Tag Archives: black lacquer mahjong


From time to time I get to see beautiful and special boxes that house Mahjong sets. I want to share this one with you, and on this last day of May it seems especially fitting.

A reader sent me photos of this lacquer box, featuring the Mayfly, although at first I thought an artist took a lot of liberties with a butterfly. The Mayfly has special meaning to the Chinese and can symbolize (from primaltrek.com) strength, peace, harmony, purity, good luck, prosperity, childhood, living for the moment, joy and transparency. Quite a lot for one little insect! Mayflies actually have a very interesting life cycle, and you can read more about them by visiting a website I have linked at the end of the blog.




This is the side of the box, with a charming bird looking at a cicada from the branch of a plum tree. From Primaltrek: The cicada is a symbol of rebirth and immortality because after surviving underground for a long period of time it emerges and flies into the sky. Note the five blossoms on the flower, the give-away for a plum blossom in Chinese art. The plum blossom is also one of the four plants associated with the seasons. What is fascinating about Chinese art is that everything has to be put into context.
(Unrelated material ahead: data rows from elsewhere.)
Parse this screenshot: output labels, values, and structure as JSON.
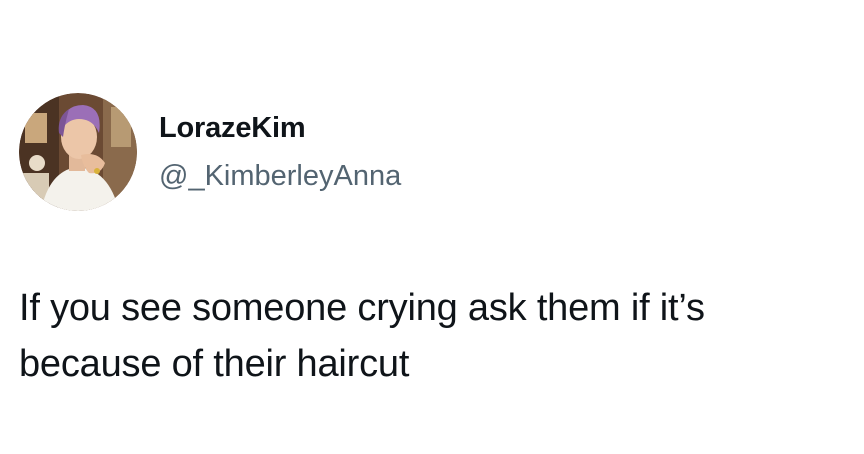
{
  "author": {
    "display_name": "LorazeKim",
    "handle": "@_KimberleyAnna",
    "avatar_icon": "profile-photo-avatar"
  },
  "tweet": {
    "lines": [
      "If you see someone crying ask them if it’s",
      "because of their haircut"
    ]
  },
  "colors": {
    "text": "#0f1419",
    "handle": "#536471",
    "background": "#ffffff",
    "avatar_hair": "#9b6fb7"
  }
}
Although the plum blossom is usually associated with winter, because of its pairing with the cicada it is associated with spring, and rebirth.




The box of the box features a crane (symbol of longevity) standing under a pine tree (yes, another symbol of longevity!) And that darling cicada is making himself known again.
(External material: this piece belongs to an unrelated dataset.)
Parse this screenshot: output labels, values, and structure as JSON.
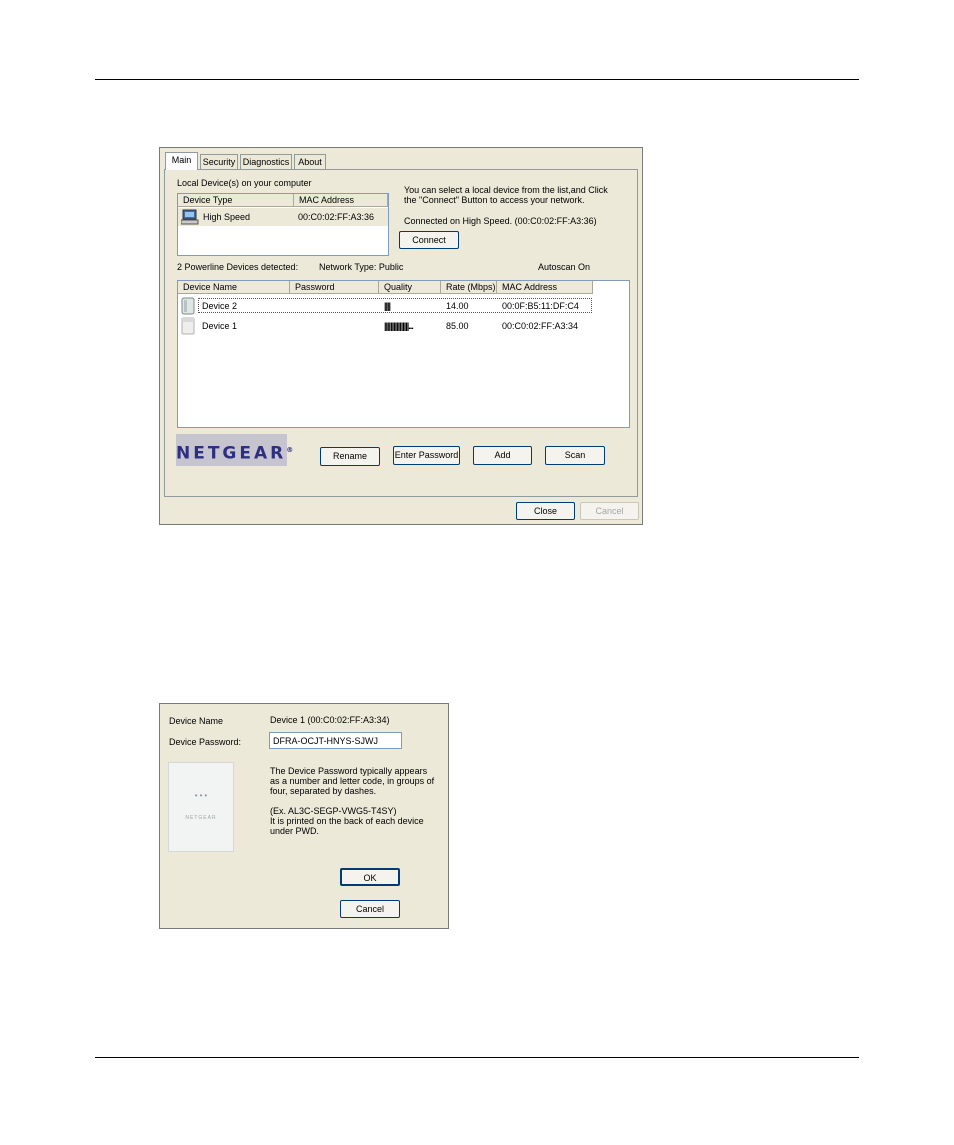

Even the top of the box is decorated in the theme, with bees buzzing. The bird is perched in bamboo.  Bamboo is a symbol of strength as well as ideals of the Confucian scholar, because both are upright, strong, and resilient (primaltrek.com). Bamboo is also the plant associated with summer. Even the handles of the box are embellished with what looks like bamboo leaves, and they may be made from a semi-precious metal known as Paktung.



What a Mahjong Treasure!

It is my feeling that some of the greatest artists in China in the 1920s, the time when Mahjong was the 6th biggest export from China, went to work in the Mahjong business. This box certainly would be a big argument for that being true.

There is a long history of the Mayfly being part of Mahjong, starring as One Bams. You can click here to see reader Tony Watson's write-up for this blog.

Katherine Hartman sent us some lovely photos of Mayfly One Bams:



Michael Stanwick's website also features other examples of Mayfly One Bams.

For more information about the Mayfly you can go here:


Just found out there will be an article about the mayfly in the next Mahjong Collector Magazine. If you are not already a subscriber and you want to be, here's the email address you need: subscriptions@mahjongcollector.com






Above we have a beautiful black and gold lacquer piece made in 1595, and found on Wikipedia's website.  You can see the delicate paintbrush work, using only the color gold, yet capturing people, sky, mountains, water, boats, and pagodas, with perhaps the moon or sun seen just to the left of the calligraphy. So many of the key aspects of Chinese landscape painting are seen here.

Following are the sides and front of a black lacquer Mahjong box. The artist has decorated the box with a landscape, featuring temples, trees, mountains, and people, all treated in an almost abstract manner. It seems pretty clear that the artist who painted this Mahjong box clearly knew about the lacquer techniques seen above.





A question might come to mind: How does a box this old survive in such wonderful shape? The answer is in the was it was stored. Although we don't know how old the lacquer box is, it seems to be quite old given the appearance of the box it was stored in, a wooden box with a sliding lid:



The inside of the box was lined with linen, covering some kind of padding:



The Mahjong box could be carefully pulled up out of the outside box, and  lowered back into it for storage.

DSC_0877 top

The paktong handles and decorative trim echo the silver in the landscape; handles rest on small bat-shaped decor. The red used on the pagodas in the background brings to mind the magic of nighttime with candles and lanterns flickering, with moonlight reflecting off the mountains, creating a magical setting.

The lacquer continues inside:


You can see the mirror-like drawer exteriors and the red drawer lining.

The box was made by Shen Shaoan, a lacquerware maker with a rightly deserved stellar reputation.